Why kids lie – and what parents can do
The Boy Who Cried Wolf is just a fable – but there's truth to it. Kids are known to embellish, tell tall tales, fib or just plain lie. Sometimes they'll spin tales to weasel out of a tight spot. Others, they're gunning for attention, or even trying to make themselves feel better. Whatever the reason, there are ways you can handle it (cross our hearts!).
Look in the mirror
It's no wonder kids lie: They learn by example. Even the most honest adult tells a white lie in social situations or drops a small "untruth" to get out of a problem. Kids pick up on this "stretching of the truth," and they're often encouraged to emulate it.
From when kids are very young, they're taught "politically-correct lies," like telling an aunt they love the socks they got for Christmas or explaining to a telemarketer that Mom isn't home, even if she's right there.
But these add up. According to a study by Nancy Darling, a psychology professor now with Ohio's Oberlin College, 98 percent of kids have lied to their parents about dozens of subjects – from where they're spending their time after school to more serious things like alcohol use.
For many parents, trust is one of the most important feelings they share with their kids, and it can be hard when they first realize their children are lying to them.
Beth Hurley, a Canton mom of two, says it was a blow when she first caught her oldest child lying about his homework assignments. "I was just so used to him telling the truth," she says. "To me, when he lies, that's a betrayal of trust."
Hurley makes sure her kids are punished in some way they are caught in a lie. Tracy Loveland, a psychologist at Ann Arbor Public Schools, says although lying is usually natural for children, consequences teach kids that the behavior isn't acceptable or condoned.
"Some things seem harmless to begin with, but then they snowball," Loveland says. "Behaviors serve a function, so if a child lies and it's being reinforced, then the child is going to keep doing that behavior."
Heather Brooks, a Roseville mother of three, says that even though she expects her oldest to lie a little, she and her husband also make sure that there's punishment when it happens, to help prevent future problems.
"We're training him to be an adult and want him to understand the importance of telling the truth," Brooks says.
Getting to the root
Loveland says punishment is important, but diagnosing the cause of the lying could be even moreso. What's the reason for the lying, and what's the benefit that the child gets from it?

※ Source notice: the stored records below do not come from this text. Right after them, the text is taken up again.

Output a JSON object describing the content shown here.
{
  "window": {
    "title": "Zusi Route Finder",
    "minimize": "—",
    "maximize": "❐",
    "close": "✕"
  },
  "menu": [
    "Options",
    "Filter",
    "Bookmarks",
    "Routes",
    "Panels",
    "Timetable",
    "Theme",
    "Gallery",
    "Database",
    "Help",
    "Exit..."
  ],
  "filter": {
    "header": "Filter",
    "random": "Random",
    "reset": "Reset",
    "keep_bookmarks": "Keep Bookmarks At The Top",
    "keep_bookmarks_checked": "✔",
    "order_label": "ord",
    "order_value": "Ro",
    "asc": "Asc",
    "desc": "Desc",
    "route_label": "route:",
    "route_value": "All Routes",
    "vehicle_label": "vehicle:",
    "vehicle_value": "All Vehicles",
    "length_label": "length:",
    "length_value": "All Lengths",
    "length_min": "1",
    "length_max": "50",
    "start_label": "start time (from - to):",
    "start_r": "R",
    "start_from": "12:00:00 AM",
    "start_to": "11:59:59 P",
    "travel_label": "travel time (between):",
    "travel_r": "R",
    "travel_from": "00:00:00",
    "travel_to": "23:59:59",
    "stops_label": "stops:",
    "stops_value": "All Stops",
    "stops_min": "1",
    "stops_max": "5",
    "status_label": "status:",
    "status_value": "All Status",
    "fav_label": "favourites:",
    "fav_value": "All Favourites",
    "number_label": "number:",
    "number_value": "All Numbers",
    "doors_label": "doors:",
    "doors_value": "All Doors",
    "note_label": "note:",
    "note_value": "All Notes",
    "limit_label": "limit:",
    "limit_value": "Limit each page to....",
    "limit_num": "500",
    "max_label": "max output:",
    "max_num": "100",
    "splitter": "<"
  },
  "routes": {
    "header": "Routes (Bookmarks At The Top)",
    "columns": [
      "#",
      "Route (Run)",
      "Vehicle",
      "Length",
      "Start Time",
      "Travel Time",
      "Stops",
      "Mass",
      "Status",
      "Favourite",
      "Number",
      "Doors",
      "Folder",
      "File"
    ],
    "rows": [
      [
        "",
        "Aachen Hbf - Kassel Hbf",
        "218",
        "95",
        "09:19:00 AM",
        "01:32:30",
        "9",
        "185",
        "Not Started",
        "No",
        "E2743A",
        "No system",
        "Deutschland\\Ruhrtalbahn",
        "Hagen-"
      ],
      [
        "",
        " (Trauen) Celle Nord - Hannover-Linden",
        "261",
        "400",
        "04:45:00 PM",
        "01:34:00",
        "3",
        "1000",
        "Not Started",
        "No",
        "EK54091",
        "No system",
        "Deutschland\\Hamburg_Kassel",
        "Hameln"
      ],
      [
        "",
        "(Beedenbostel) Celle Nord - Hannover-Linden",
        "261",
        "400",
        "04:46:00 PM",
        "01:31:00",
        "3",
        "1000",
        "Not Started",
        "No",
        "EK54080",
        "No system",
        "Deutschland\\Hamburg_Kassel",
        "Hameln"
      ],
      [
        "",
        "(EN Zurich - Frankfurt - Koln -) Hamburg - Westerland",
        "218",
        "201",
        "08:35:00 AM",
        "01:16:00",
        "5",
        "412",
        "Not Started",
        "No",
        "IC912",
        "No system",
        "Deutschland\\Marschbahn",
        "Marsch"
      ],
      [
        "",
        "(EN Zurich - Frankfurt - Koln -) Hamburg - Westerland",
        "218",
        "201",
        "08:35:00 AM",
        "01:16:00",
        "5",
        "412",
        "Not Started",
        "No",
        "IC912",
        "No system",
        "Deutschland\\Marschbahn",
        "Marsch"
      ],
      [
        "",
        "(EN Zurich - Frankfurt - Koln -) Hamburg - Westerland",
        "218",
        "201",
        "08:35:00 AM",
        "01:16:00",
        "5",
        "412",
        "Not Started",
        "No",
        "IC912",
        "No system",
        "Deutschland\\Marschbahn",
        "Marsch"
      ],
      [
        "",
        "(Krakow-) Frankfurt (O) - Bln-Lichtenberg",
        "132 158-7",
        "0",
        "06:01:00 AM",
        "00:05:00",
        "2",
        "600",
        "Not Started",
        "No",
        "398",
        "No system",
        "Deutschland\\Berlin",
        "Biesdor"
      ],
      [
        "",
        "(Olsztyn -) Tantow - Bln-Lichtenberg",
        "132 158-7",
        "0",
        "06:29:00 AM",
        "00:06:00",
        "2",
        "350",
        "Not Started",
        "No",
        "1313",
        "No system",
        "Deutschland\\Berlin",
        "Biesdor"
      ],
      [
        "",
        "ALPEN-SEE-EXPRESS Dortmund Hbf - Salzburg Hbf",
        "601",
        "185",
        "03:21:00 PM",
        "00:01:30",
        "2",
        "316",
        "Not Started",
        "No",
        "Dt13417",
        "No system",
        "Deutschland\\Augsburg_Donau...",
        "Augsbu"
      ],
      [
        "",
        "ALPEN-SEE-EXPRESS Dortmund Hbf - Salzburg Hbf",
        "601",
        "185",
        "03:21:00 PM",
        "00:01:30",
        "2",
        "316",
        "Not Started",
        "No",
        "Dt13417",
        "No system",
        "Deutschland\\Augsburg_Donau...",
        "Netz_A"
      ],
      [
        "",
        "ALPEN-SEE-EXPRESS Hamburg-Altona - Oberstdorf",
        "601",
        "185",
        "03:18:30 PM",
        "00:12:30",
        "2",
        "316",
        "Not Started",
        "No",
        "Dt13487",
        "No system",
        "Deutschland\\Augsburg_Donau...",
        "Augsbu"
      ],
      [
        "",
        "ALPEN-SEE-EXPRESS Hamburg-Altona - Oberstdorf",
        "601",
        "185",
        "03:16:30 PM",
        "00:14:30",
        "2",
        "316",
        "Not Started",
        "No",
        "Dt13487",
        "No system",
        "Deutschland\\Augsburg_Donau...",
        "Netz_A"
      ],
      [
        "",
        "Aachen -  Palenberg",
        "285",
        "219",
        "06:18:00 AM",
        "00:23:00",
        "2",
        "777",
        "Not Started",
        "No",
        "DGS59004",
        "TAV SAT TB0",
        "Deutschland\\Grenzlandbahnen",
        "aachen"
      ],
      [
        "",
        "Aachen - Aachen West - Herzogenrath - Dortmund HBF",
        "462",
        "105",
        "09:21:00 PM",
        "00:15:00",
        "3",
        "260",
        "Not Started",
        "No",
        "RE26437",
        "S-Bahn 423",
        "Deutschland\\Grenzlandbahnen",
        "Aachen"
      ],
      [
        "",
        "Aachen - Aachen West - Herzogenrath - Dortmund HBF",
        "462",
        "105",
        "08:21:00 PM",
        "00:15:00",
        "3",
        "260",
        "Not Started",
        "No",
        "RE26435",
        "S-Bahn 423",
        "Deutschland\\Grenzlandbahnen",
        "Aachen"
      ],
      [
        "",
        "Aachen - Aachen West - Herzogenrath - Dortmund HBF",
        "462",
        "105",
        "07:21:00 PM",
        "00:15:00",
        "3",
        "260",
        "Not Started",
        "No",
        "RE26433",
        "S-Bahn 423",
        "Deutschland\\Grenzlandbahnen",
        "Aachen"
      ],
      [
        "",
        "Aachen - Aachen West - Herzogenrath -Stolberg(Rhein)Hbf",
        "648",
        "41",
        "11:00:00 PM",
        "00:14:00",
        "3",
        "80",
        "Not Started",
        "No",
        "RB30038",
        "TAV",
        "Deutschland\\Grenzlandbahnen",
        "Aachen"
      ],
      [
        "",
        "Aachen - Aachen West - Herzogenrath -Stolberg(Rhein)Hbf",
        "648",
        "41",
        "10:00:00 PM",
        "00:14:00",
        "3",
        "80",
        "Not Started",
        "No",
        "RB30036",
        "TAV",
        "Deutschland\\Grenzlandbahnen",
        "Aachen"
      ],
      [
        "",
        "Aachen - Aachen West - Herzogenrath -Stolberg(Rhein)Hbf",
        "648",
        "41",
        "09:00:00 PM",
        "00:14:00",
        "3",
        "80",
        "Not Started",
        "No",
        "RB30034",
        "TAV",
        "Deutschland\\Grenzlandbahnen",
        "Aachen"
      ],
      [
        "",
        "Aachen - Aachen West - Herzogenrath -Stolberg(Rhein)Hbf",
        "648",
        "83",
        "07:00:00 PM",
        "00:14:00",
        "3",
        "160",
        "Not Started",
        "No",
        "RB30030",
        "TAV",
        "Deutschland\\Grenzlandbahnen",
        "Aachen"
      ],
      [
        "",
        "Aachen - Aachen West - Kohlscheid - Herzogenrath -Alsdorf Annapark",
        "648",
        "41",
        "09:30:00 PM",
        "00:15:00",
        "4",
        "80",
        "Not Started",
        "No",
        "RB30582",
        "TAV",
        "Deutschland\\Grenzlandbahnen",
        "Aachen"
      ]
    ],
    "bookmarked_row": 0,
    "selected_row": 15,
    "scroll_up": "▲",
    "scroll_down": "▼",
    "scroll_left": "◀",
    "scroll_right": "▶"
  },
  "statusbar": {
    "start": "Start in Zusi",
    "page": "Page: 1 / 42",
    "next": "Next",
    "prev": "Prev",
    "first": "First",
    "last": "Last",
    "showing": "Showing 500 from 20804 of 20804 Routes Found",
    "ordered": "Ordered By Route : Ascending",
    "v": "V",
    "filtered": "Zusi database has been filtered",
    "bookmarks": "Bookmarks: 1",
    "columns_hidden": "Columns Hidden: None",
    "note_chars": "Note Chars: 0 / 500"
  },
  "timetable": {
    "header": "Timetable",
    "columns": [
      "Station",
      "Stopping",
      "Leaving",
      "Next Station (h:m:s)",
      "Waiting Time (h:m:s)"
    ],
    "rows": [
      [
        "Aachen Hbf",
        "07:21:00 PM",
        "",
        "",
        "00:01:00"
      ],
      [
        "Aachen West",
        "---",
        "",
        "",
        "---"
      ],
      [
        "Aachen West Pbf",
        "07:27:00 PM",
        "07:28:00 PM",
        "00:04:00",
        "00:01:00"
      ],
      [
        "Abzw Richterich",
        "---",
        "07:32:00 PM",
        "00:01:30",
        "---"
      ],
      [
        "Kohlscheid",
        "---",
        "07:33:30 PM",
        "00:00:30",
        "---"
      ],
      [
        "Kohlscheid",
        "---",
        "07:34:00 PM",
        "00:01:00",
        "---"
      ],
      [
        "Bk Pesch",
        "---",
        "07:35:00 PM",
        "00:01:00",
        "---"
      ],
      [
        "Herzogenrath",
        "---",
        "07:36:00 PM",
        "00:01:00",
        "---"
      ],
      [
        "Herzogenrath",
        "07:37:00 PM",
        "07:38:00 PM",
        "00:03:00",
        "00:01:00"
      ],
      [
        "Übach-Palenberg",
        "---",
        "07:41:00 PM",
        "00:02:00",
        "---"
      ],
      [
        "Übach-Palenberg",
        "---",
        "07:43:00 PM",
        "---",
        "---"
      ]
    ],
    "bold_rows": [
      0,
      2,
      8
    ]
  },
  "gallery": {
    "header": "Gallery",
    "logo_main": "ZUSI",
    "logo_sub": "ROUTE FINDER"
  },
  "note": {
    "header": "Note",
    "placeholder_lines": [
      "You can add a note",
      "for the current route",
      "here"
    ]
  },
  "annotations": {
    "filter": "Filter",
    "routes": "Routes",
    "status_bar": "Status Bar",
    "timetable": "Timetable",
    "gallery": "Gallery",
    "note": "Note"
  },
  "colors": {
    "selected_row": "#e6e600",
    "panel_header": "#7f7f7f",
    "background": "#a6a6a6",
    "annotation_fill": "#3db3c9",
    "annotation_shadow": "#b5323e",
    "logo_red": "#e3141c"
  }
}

"If kids lie, they are feeling like they need to for some reason," Loveland says. For instance, some children tell lies to make themselves look better. If a child has a strong pattern of doing that, that could be a sign of serious self-esteem issues.
If a child seems to lie with the greatest of ease to get out of trouble or for self-preservation, then parents need communicate that the behavior is against their values. Is the child trying to get out of something or testing boundaries? These are just some of the reasons that kids lie to their parents.
"I really think my son uses it as a method of self-preservation," says Jennifer Gall, an Eastpointe mom of one. "Once he became aware of himself, he figured out how to save himself; to get himself out of trouble. I think it's instinctual rather than learned."
Gall's son usually just lies about small things, like covering up what he forgot to finish earlier, such as cleaning his room. Brooks says she usually catches her son when he is lying in order to get out of trouble.
"I like to tell him, 'I won't be mad if you tell truth, but I will be if you lie,'" Gall says. "I like giving him an opportunity to correct his mistake," instead of resorting to lying.